August 2017

Stretching For Athletes
 
Ingrained into the psyche of many athletes is the belief that engaging in a structured stretching program is a beneficial method to decrease pain, reduce rates of injuries, and increase physical performance.  Usually such little thought is given to the statement, "you need to stretch more" that the advice is never questioned.  Researchers decided to question this logic and what they found was surprising (1). 
 

Research suggests that stretching before and after activity has little or no effect on injury prevention, increased athletic performance, or post-exercise muscle soreness.  Non-traumatic, repetitive use injury prevention is accomplished primarily through optimal movement patterns which is a combination of factors to include:

•  Balanced strength - optimal strength ratios

•  Optimal joint mobility - normal ranges of motion of the joint

•  Optimal soft tissue pliability - healthy functionality of muscles, ligaments, tendons, and joint capsules

•  Proper rest and recovery - positive adaptation to training to prevent overtraining

The question, "Why am I so tight?" should be more accurately replaced with, "Why is this range of motion restricted?".  
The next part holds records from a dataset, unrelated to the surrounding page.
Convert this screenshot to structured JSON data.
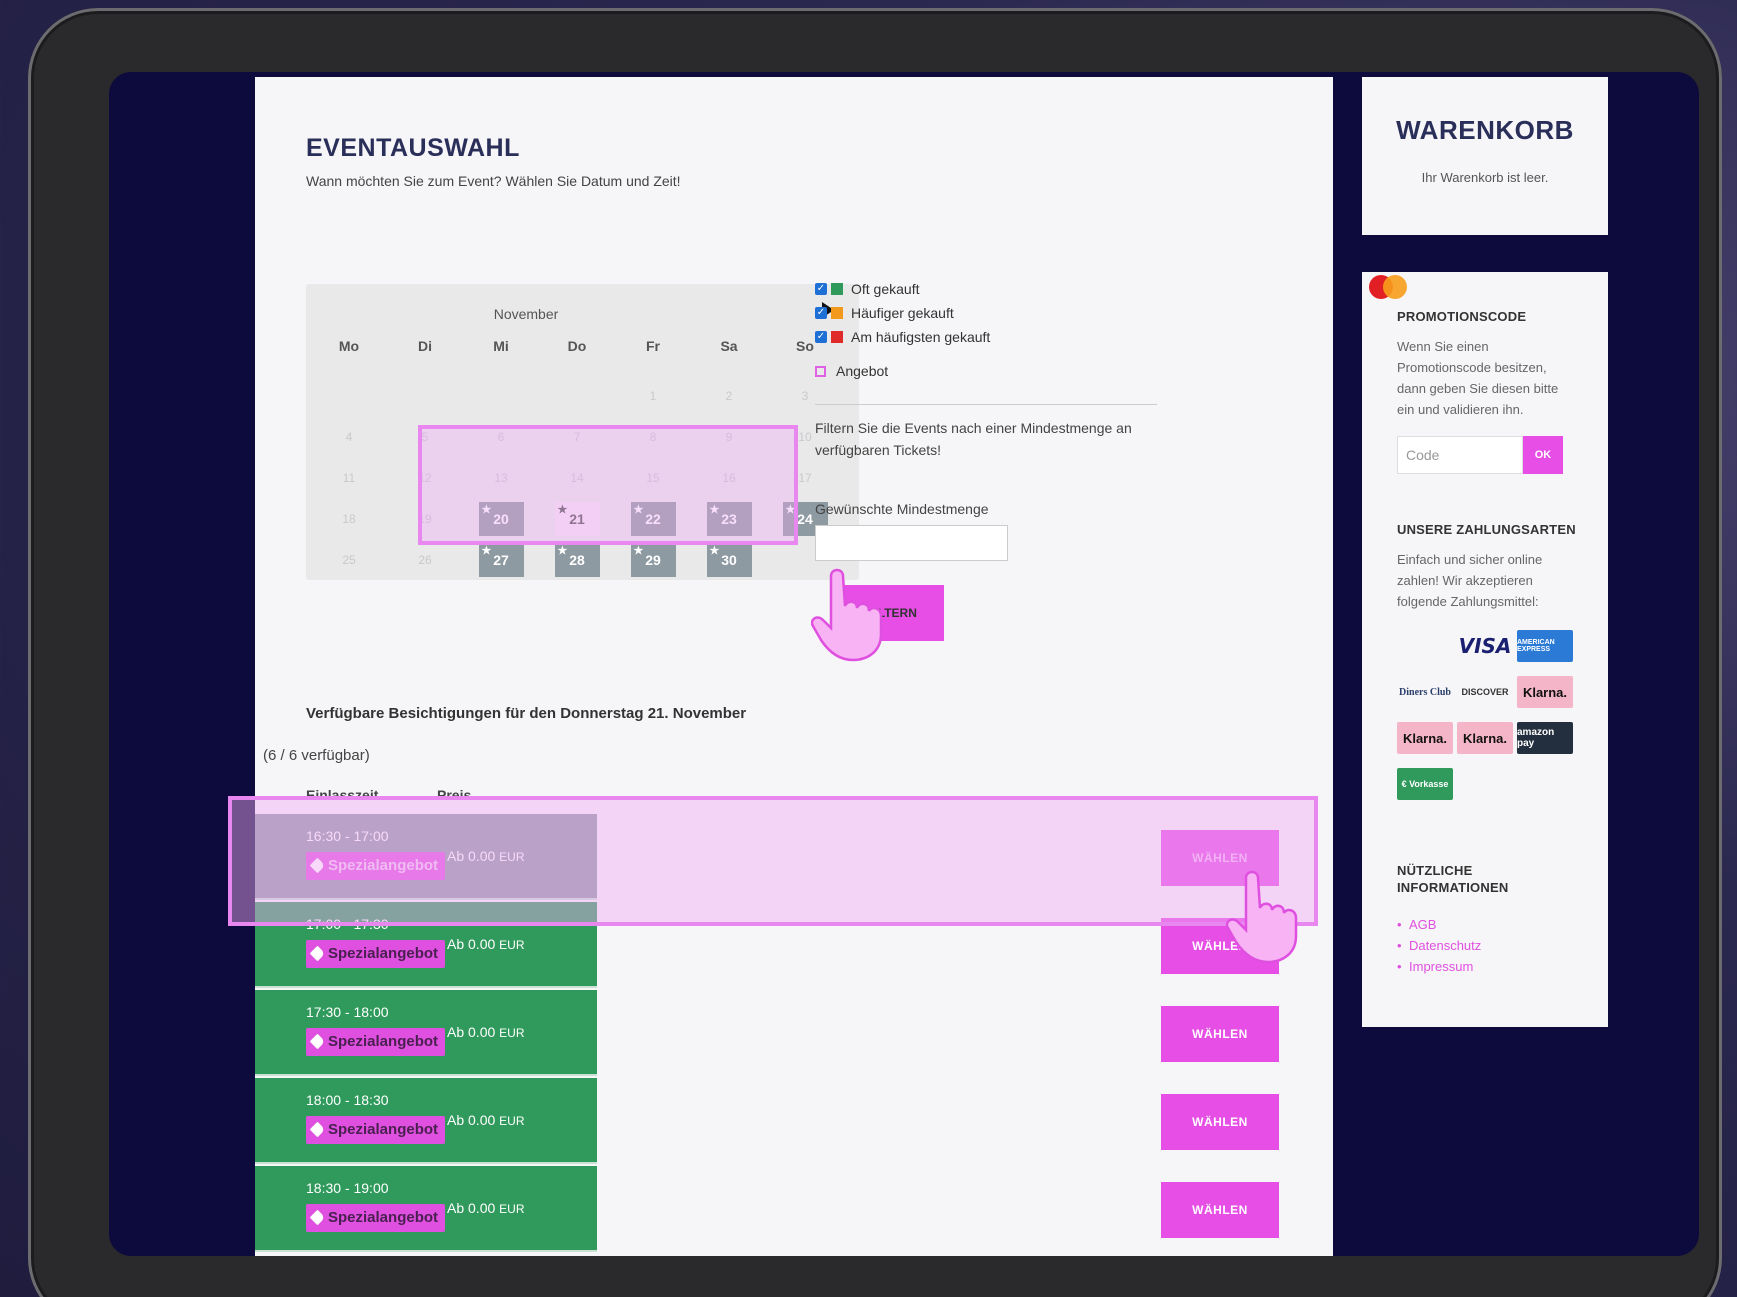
{
  "header": {
    "title": "EVENTAUSWAHL",
    "subtitle": "Wann möchten Sie zum Event? Wählen Sie Datum und Zeit!"
  },
  "calendar": {
    "month": "November",
    "weekdays": [
      "Mo",
      "Di",
      "Mi",
      "Do",
      "Fr",
      "Sa",
      "So"
    ],
    "rows": [
      [
        {
          "d": ""
        },
        {
          "d": ""
        },
        {
          "d": ""
        },
        {
          "d": ""
        },
        {
          "d": "1"
        },
        {
          "d": "2"
        },
        {
          "d": "3"
        }
      ],
      [
        {
          "d": "4"
        },
        {
          "d": "5"
        },
        {
          "d": "6"
        },
        {
          "d": "7"
        },
        {
          "d": "8"
        },
        {
          "d": "9"
        },
        {
          "d": "10"
        }
      ],
      [
        {
          "d": "11"
        },
        {
          "d": "12"
        },
        {
          "d": "13"
        },
        {
          "d": "14"
        },
        {
          "d": "15"
        },
        {
          "d": "16"
        },
        {
          "d": "17"
        }
      ],
      [
        {
          "d": "18"
        },
        {
          "d": "19"
        },
        {
          "d": "20",
          "active": true
        },
        {
          "d": "21",
          "active": true,
          "selected": true
        },
        {
          "d": "22",
          "active": true
        },
        {
          "d": "23",
          "active": true
        },
        {
          "d": "24",
          "active": true
        }
      ],
      [
        {
          "d": "25"
        },
        {
          "d": "26"
        },
        {
          "d": "27",
          "active": true
        },
        {
          "d": "28",
          "active": true
        },
        {
          "d": "29",
          "active": true
        },
        {
          "d": "30",
          "active": true
        },
        {
          "d": ""
        }
      ]
    ],
    "star": "★"
  },
  "legend": {
    "items": [
      {
        "label": "Oft gekauft",
        "color": "#2f9a5c"
      },
      {
        "label": "Häufiger gekauft",
        "color": "#f39a1e"
      },
      {
        "label": "Am häufigsten gekauft",
        "color": "#e02a2a"
      }
    ],
    "offer_label": "Angebot",
    "check": "✓"
  },
  "filter": {
    "text": "Filtern Sie die Events nach einer Mindestmenge an verfügbaren Tickets!",
    "min_label": "Gewünschte Mindestmenge",
    "button": "FILTERN"
  },
  "list": {
    "title": "Verfügbare Besichtigungen für den Donnerstag 21. November",
    "availability": "(6 / 6 verfügbar)",
    "col_time": "Einlasszeit",
    "col_price": "Preis",
    "tag": "Spezialangebot",
    "price_prefix": "Ab 0.00",
    "currency": "EUR",
    "button": "WÄHLEN",
    "slots": [
      {
        "time": "16:30 - 17:00",
        "state": "grey"
      },
      {
        "time": "17:00 - 17:30",
        "state": "green"
      },
      {
        "time": "17:30 - 18:00",
        "state": "green"
      },
      {
        "time": "18:00 - 18:30",
        "state": "green"
      },
      {
        "time": "18:30 - 19:00",
        "state": "green"
      }
    ]
  },
  "cart": {
    "title": "WARENKORB",
    "empty_text": "Ihr Warenkorb ist leer."
  },
  "promo": {
    "title": "PROMOTIONSCODE",
    "text": "Wenn Sie einen Promotionscode besitzen, dann geben Sie diesen bitte ein und validieren ihn.",
    "placeholder": "Code",
    "ok": "OK"
  },
  "payment": {
    "title": "UNSERE ZAHLUNGSARTEN",
    "text": "Einfach und sicher online zahlen! Wir akzeptieren folgende Zahlungsmittel:",
    "methods": [
      {
        "name": "mastercard",
        "label": ""
      },
      {
        "name": "visa",
        "label": "VISA"
      },
      {
        "name": "amex",
        "label": "AMERICAN EXPRESS"
      },
      {
        "name": "diners",
        "label": "Diners Club"
      },
      {
        "name": "discover",
        "label": "DISCOVER"
      },
      {
        "name": "klarna",
        "label": "Klarna."
      },
      {
        "name": "klarna",
        "label": "Klarna."
      },
      {
        "name": "klarna",
        "label": "Klarna."
      },
      {
        "name": "amazon",
        "label": "amazon pay"
      },
      {
        "name": "vorkasse",
        "label": "€ Vorkasse"
      }
    ]
  },
  "info": {
    "title_line1": "NÜTZLICHE",
    "title_line2": "INFORMATIONEN",
    "links": [
      "AGB",
      "Datenschutz",
      "Impressum"
    ]
  }
}
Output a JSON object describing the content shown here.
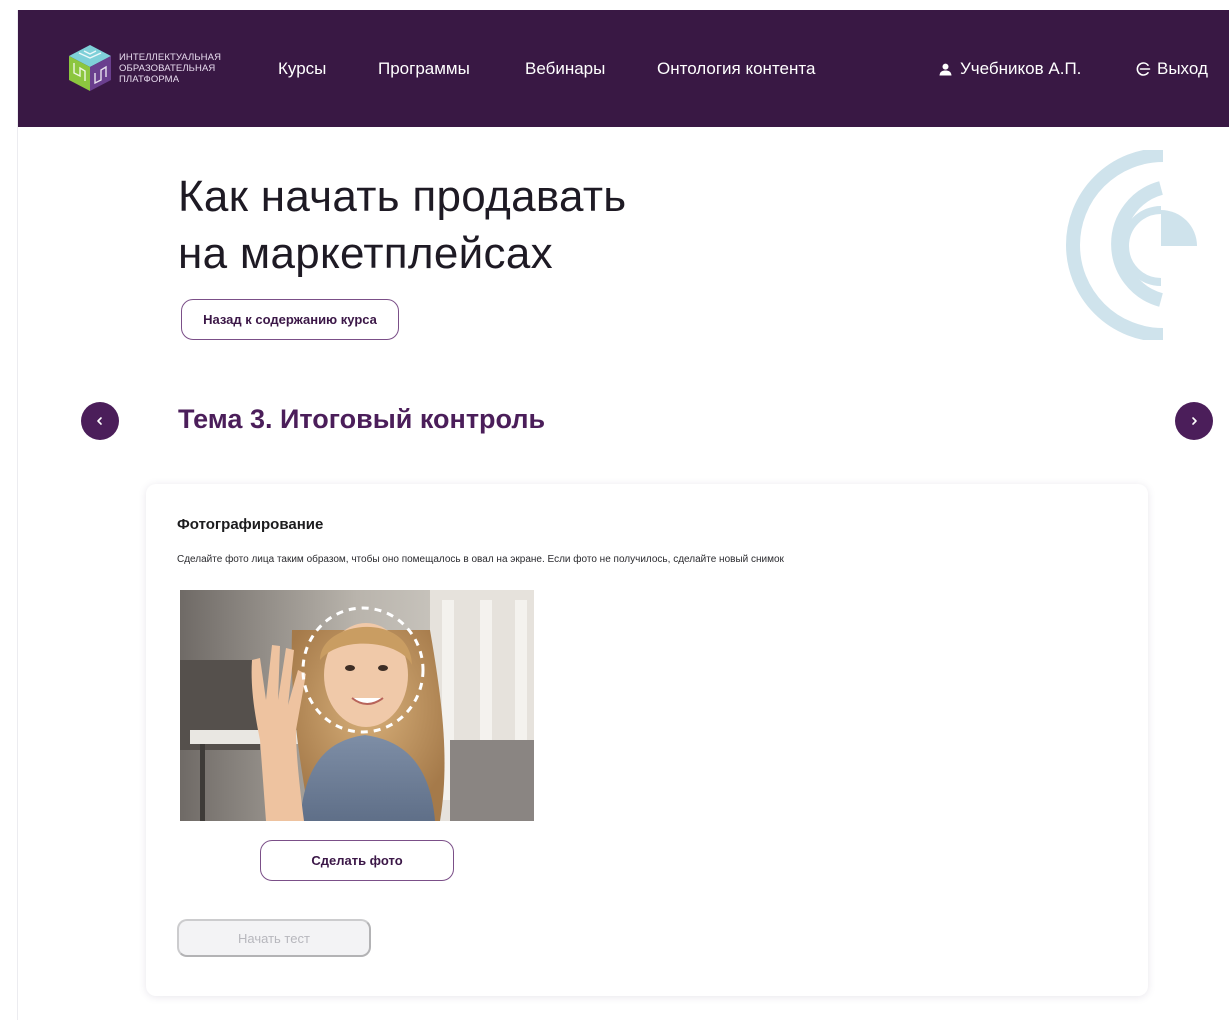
{
  "header": {
    "logo_lines": [
      "Интеллектуальная",
      "образовательная",
      "платформа"
    ],
    "nav": [
      {
        "label": "Курсы",
        "icon": "none"
      },
      {
        "label": "Программы",
        "icon": "none"
      },
      {
        "label": "Вебинары",
        "icon": "none"
      },
      {
        "label": "Онтология контента",
        "icon": "none"
      }
    ],
    "user": {
      "name": "Учебников А.П.",
      "icon": "user-icon"
    },
    "logout": {
      "label": "Выход",
      "icon": "logout-icon"
    },
    "bg_color": "#391844"
  },
  "page": {
    "title_lines": [
      "Как начать продавать",
      "на маркетплейсах"
    ],
    "back_button": "Назад к содержанию курса",
    "topic_title": "Тема 3. Итоговый контроль",
    "prev_icon": "chevron-left-icon",
    "next_icon": "chevron-right-icon",
    "accent_color": "#4b1e5a",
    "deco_color": "#cfe3ec"
  },
  "card": {
    "title": "Фотографирование",
    "description": "Сделайте фото лица таким образом, чтобы оно помещалось в овал на экране. Если фото не получилось, сделайте новый снимок",
    "take_photo_button": "Сделать фото",
    "start_test_button": "Начать тест",
    "start_test_disabled": true
  }
}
•  Protective tension - a condition where muscles will reflexively spasm in an effort to protect itself from injury.  The body will go to great lengths to protect an entrapped nerve or to protect a dysfunctional joint.  This type of tightness can be reflexively stretched and range of motion temporarily improved, but the tightness will return as the body again attempts to stabilize and protect a dysfunction.  A common protective tension seen in runners is chronic hamstring tightness due to an entrapment of the sciatic nerve or a dysfunctional/degenerated hip joint.  Unfortunately, the body cannot distinguish between the tension felt during a normal stretch and a reflexive protective tension.  Both will feel the same when stretched.   

•  Decreased mechanical lengthening - chronic tension and reduced range of motion may also result from a decreased ability to lengthen the soft tissue structures due to scar tissue adhesions within the muscle or between layers of muscles.  Over time, activities that are linear and repetitive in nature such as running often result in non-traumatic, repetitive overuse injuries.  Ranges of motion may decrease due to the repetitive stress that causes micro-tears in muscles, ligaments, and tendons.  The scar tissue that forms at the injury site is less elastic and more fibrotic than normal tissue and causes muscles to gradually lose their ability to lengthen.  This restricts the muscles normal flexibility and extensibility.  

To make long-term improvements in the flexibility of the tissues and mobility of the joints the health of the soft tissues must first be  assessed and addressed.  Healthy tissue will not "feel" tight and will have the capacity to properly lengthen, strengthen, and stabilize.  Clinically, Active Release Techniques® (ART) can break down the restrictive scar tissue and restore the integrity of individual muscles, tendons, ligaments, and nerve mobility.  Individual, at-home soft tissue maintenance can include foam rolling or the use of an implement such as The Stick®.  After the health of the tissues are restored a flexibility and mobility program will be most effective.
 
 
1.  Shrier, I. (2004) Does stretching improve performance?: A systematic and critical review of the literature.  Clinical Journal of Sport Medicine, 14 (5), 267-273. 
 
Active Performance Chiropractic focuses on the diagnosis, treatment, and rehabilitation of athletic-related injuries. Treatment is a unique blend of Active Release Techniques, traditional chiropractic therapy, and physical rehabilitation designed to match each patient’s goals and lifestyle.